Hence, step by voluntary step, people relinquish more and more of their self-determination, they have less practical control of their own property, they sacrifice the freedom to raise their own children. Meanwhile, the government develops a thousand little laws to guide and determine “correct” behavior, eventually making virtue more a matter of obeying the rules than of developing good character, of submission and compliance rather than salvation and self-reliance. Increasingly, the people have given up the right to assert most of the self-governing authority that makes humans truly free in political terms.
They are, however, still permitted to make day-to-day decisions about their pleasures and amusements — what to eat, where to travel during the vacation, how to make money, how to entertain themselves, and so on. And because people have long since become focused primarily on such comforts and pleasures as the ruling aims of their souls, they easily fall into mistaking the state’s permission to make such day-to-day decisions for liberty, and even into confusing the increasing array of acceptable “lifestyle options” available to people detached from any principles of morality or wisdom with an enhancement of liberty, as though living without any guiding notions of human meaning or purpose constituted a freer kind of life.
Their lives are now controlled or manipulated by an all-powerful government in every important way. But they gave up their freedom freely, by choice. They voted for it. Because they still participate in multi-party elections, they do not realize that they are just as surely enslaved as any people ruled by an iron-fisted tyrant, i.e., that their “freely elected government” is as powerful as any tyrant, and they, correspondingly, as powerless as any tyrannized people. And because they live for ease and pleasure, they do not rebel against their limiting conditions, which were pitched to them as a guarantor of comfort, so the society remains “peaceful.” People believe they are happy if they have amusement, wealth, and relative physical security. Everyone works at his job, enjoys his dinner, plays his private games, and consumes the necessary moral and intellectual soporifics (alcohol, drugs, recreational sex, popular idols, mass entertainments) so that he never falls into thinking about why he is living on these terms, or whether there might be a better way. Society is reduced to perfect utilitarianism — little more than an efficient industrial process, comparable to a factory, with everyone performing his proper role, passively and largely without significant complaint, certainly not the kind of complaint that would threaten to fundamentally alter the despotic institutions.
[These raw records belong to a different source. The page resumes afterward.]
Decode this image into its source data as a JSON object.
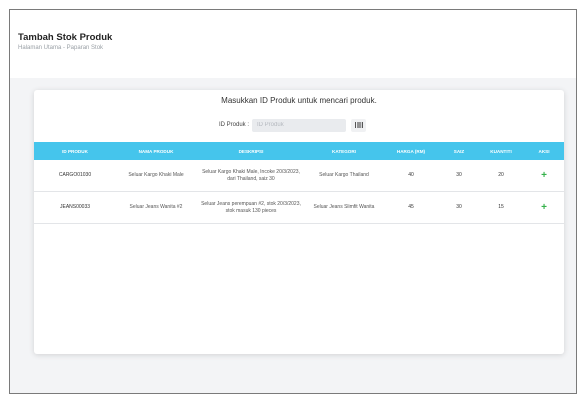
{
  "header": {
    "title": "Tambah Stok Produk",
    "breadcrumb": "Halaman Utama - Paparan Stok"
  },
  "search": {
    "prompt": "Masukkan ID Produk untuk mencari produk.",
    "label": "ID Produk :",
    "placeholder": "ID Produk",
    "button_icon": "barcode-icon"
  },
  "table": {
    "columns": [
      "ID PRODUK",
      "NAMA PRODUK",
      "DESKRIPSI",
      "KATEGORI",
      "HARGA (RM)",
      "SAIZ",
      "KUANTITI",
      "AKSI"
    ],
    "rows": [
      {
        "id": "CARGO01030",
        "name": "Seluar Kargo Khaki Male",
        "description": "Seluar Kargo Khaki Male, Incoke 20/3/2023, dari Thailand, saiz 30",
        "category": "Seluar Kargo Thailand",
        "price": "40",
        "size": "30",
        "quantity": "20",
        "action": "+"
      },
      {
        "id": "JEANS00033",
        "name": "Seluar Jeans Wanita #2",
        "description": "Seluar Jeans perempuan #2, stok 20/3/2023, stok masuk 130 pieces",
        "category": "Seluar Jeans Slimfit Wanita",
        "price": "45",
        "size": "30",
        "quantity": "15",
        "action": "+"
      }
    ]
  },
  "colors": {
    "table_header": "#45c5ec",
    "action": "#35b14a"
  }
}
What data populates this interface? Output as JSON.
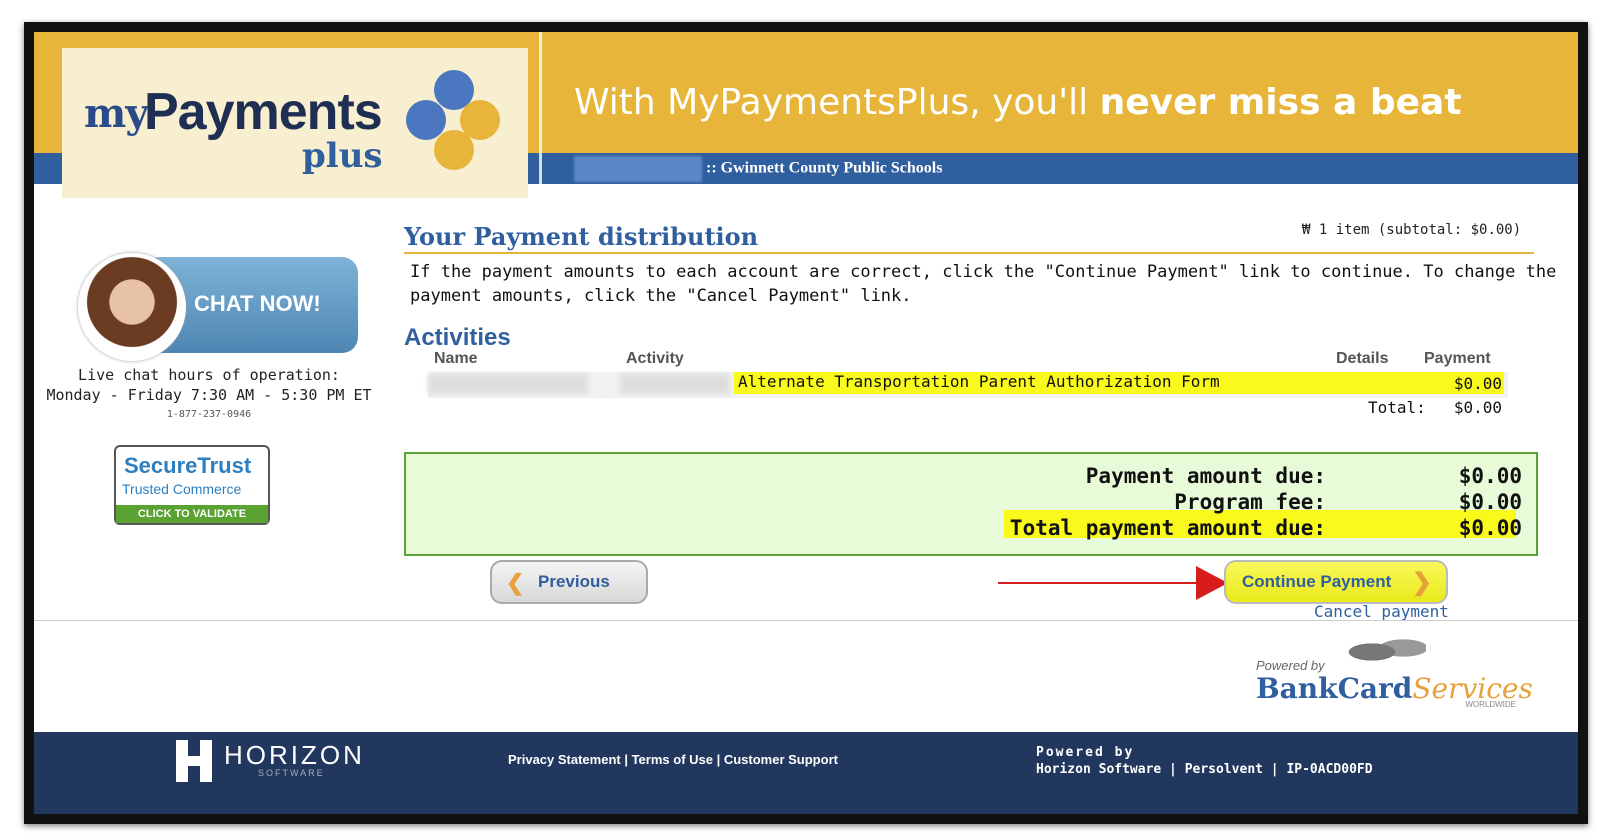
{
  "header": {
    "logo": {
      "my": "my",
      "payments": "Payments",
      "plus": "plus"
    },
    "tagline_pre": "With MyPaymentsPlus, you'll ",
    "tagline_bold": "never miss a beat",
    "school": ":: Gwinnett County Public Schools"
  },
  "chat": {
    "button_label": "CHAT NOW!",
    "hours_title": "Live chat hours of operation:",
    "hours": "Monday - Friday 7:30 AM - 5:30 PM ET",
    "phone": "1-877-237-0946"
  },
  "secure_trust": {
    "brand": "SecureTrust",
    "sub": "Trusted Commerce",
    "validate": "CLICK TO VALIDATE"
  },
  "main": {
    "title": "Your Payment distribution",
    "cart": "1 item  (subtotal: $0.00)",
    "instructions": "If the payment amounts to each account are correct, click the \"Continue Payment\" link to continue. To change the payment amounts, click the \"Cancel Payment\" link."
  },
  "activities": {
    "heading": "Activities",
    "columns": {
      "name": "Name",
      "activity": "Activity",
      "details": "Details",
      "payment": "Payment"
    },
    "row": {
      "form": "Alternate Transportation Parent Authorization Form",
      "payment": "$0.00"
    },
    "total_label": "Total:",
    "total_value": "$0.00"
  },
  "summary": {
    "due_label": "Payment amount due:",
    "due_value": "$0.00",
    "fee_label": "Program fee:",
    "fee_value": "$0.00",
    "total_label": "Total payment amount due:",
    "total_value": "$0.00"
  },
  "actions": {
    "previous": "Previous",
    "continue": "Continue Payment",
    "cancel": "Cancel payment"
  },
  "bankcard": {
    "powered": "Powered by",
    "name": "BankCard",
    "services": "Services",
    "worldwide": "WORLDWIDE"
  },
  "footer": {
    "brand": "HORIZON",
    "brand_sub": "SOFTWARE",
    "links": "Privacy Statement | Terms of Use | Customer Support",
    "powered_title": "Powered by",
    "powered_by": "Horizon Software | Persolvent | IP-0ACD00FD"
  },
  "colors": {
    "gold": "#e7b53a",
    "blue": "#2f5f9e",
    "navy": "#22375e",
    "highlight": "#f9f91b",
    "green": "#5aa232"
  }
}
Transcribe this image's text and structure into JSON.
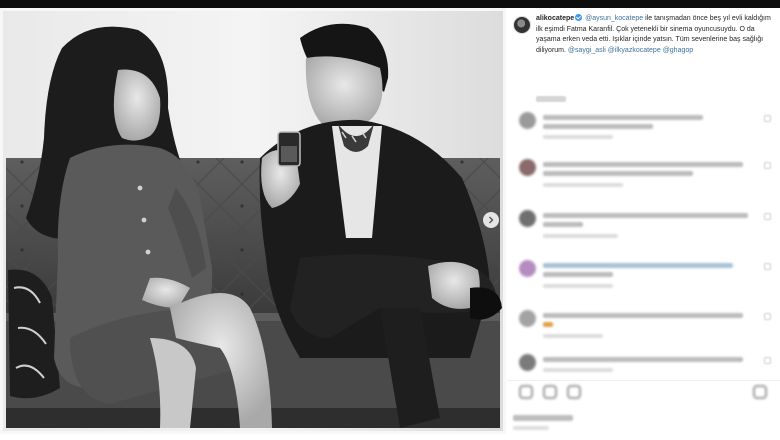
{
  "post": {
    "username": "alikocatepe",
    "verified": true,
    "caption_mention_1": "@aysun_kocatepe",
    "caption_part_1": " ile tanışmadan önce beş yıl evli kaldığım ilk eşimdi Fatma Karanfil. Çok yetenekli bir sinema oyuncusuydu. O da yaşama erken veda etti. Işıklar içinde yatsın. Tüm sevenlerine baş sağlığı diliyorum. ",
    "caption_mention_2": "@saygi_asli",
    "caption_mention_3": "@ilkyazkocatepe",
    "caption_mention_4": "@ghagop",
    "photo_description_icon": "black-and-white-photo",
    "next_icon": "chevron-right-icon"
  },
  "colors": {
    "mention": "#3f729b",
    "text": "#262626",
    "verified": "#3897f0"
  }
}
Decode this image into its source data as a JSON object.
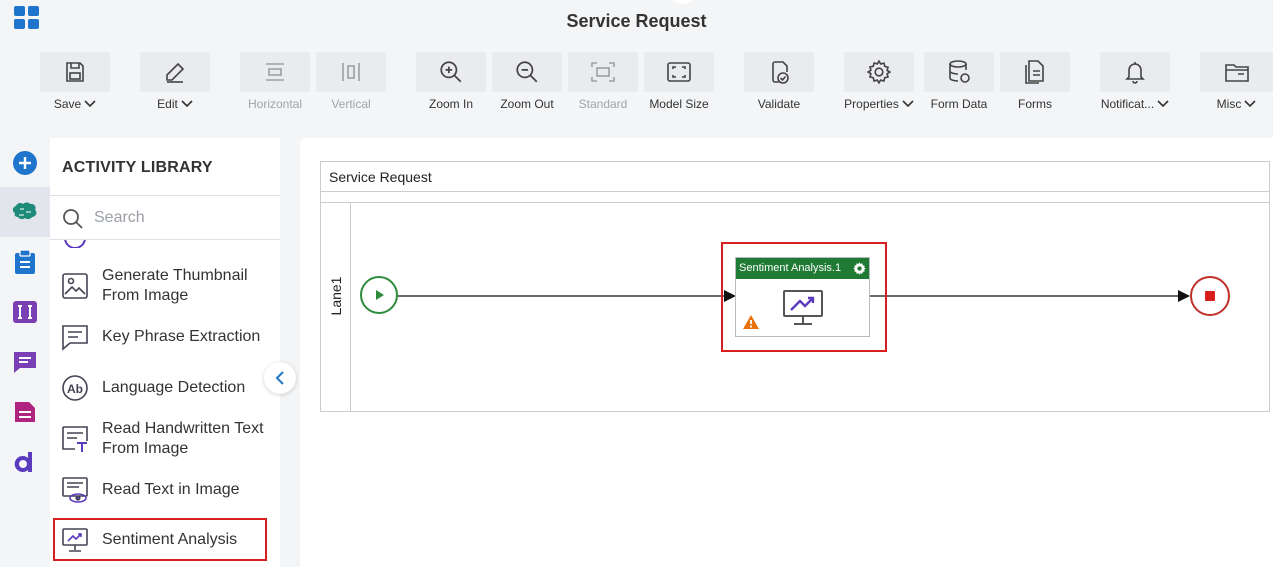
{
  "app": {
    "title": "Service Request"
  },
  "toolbar": {
    "save": "Save",
    "edit": "Edit",
    "horizontal": "Horizontal",
    "vertical": "Vertical",
    "zoom_in": "Zoom In",
    "zoom_out": "Zoom Out",
    "standard": "Standard",
    "model_size": "Model Size",
    "validate": "Validate",
    "properties": "Properties",
    "form_data": "Form Data",
    "forms": "Forms",
    "notifications": "Notificat...",
    "misc": "Misc"
  },
  "library": {
    "title": "ACTIVITY LIBRARY",
    "search_placeholder": "Search",
    "items": [
      {
        "label": "Generate Thumbnail From Image",
        "icon": "image-thumbnail-icon"
      },
      {
        "label": "Key Phrase Extraction",
        "icon": "key-phrase-icon"
      },
      {
        "label": "Language Detection",
        "icon": "language-detection-icon"
      },
      {
        "label": "Read Handwritten Text From Image",
        "icon": "handwritten-text-icon"
      },
      {
        "label": "Read Text in Image",
        "icon": "read-text-image-icon"
      },
      {
        "label": "Sentiment Analysis",
        "icon": "sentiment-analysis-icon"
      }
    ]
  },
  "canvas": {
    "pool_name": "Service Request",
    "lane_name": "Lane1",
    "activity_title": "Sentiment Analysis.1"
  },
  "colors": {
    "accent_blue": "#1f75cb",
    "activity_green": "#1f7a34",
    "highlight_red": "#d71f1f",
    "start_green": "#2e8b3c",
    "warning_orange": "#e8710a"
  }
}
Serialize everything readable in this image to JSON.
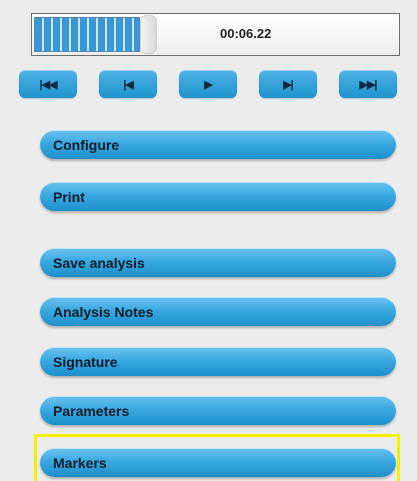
{
  "playback": {
    "time": "00:06.22",
    "progress_fraction": 0.29
  },
  "transport": [
    {
      "name": "skip-to-start-button",
      "label": "|◀◀"
    },
    {
      "name": "step-back-button",
      "label": "|◀"
    },
    {
      "name": "play-button",
      "label": "▶"
    },
    {
      "name": "step-forward-button",
      "label": "▶|"
    },
    {
      "name": "skip-to-end-button",
      "label": "▶▶|"
    }
  ],
  "menu": [
    {
      "name": "configure-button",
      "label": "Configure"
    },
    {
      "name": "print-button",
      "label": "Print"
    },
    {
      "name": "save-analysis-button",
      "label": "Save analysis"
    },
    {
      "name": "analysis-notes-button",
      "label": "Analysis Notes"
    },
    {
      "name": "signature-button",
      "label": "Signature"
    },
    {
      "name": "parameters-button",
      "label": "Parameters"
    },
    {
      "name": "markers-button",
      "label": "Markers",
      "selected": true
    }
  ],
  "colors": {
    "accent": "#1f92cf",
    "selection_highlight": "#f2f200"
  }
}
Tocqueville believed this was the most likely way that a free republic would destroy itself. A prosperous and successful democracy, tamed by a life of comfort and security, would not easily allow its freedom to be overwhelmed by a traditional tyrant through force. It would, however, willingly give up its freedom incrementally, to a professional committee of quasi-benign tyrants (or their spokesmen), in the name of increased comfort and security. And as long as the people continued to be permitted to vote for their representative administrators periodically, they would easily be persuaded that they were still free. Persuading adults of almost anything is relatively simple, as Huxley’s fiction nicely demonstrates, if you have previously raised those adults from childhood according to your own notions, and limited their thinking in accordance with your own goals, and if, in addition, you are careful never to seem to be reducing the supply of the people’s most cherished goods, pleasure and safety.
Tocqueville called this hypothetical condition of tyranny with invisible chains and happily obedient slaves “soft despotism.” Huxley, one century later, saw this condition developing in progressive late modernity and imagined it as the precursor to a scientifically micromanaged, all-controlling World State.
Today, we may simply call this condition “us.”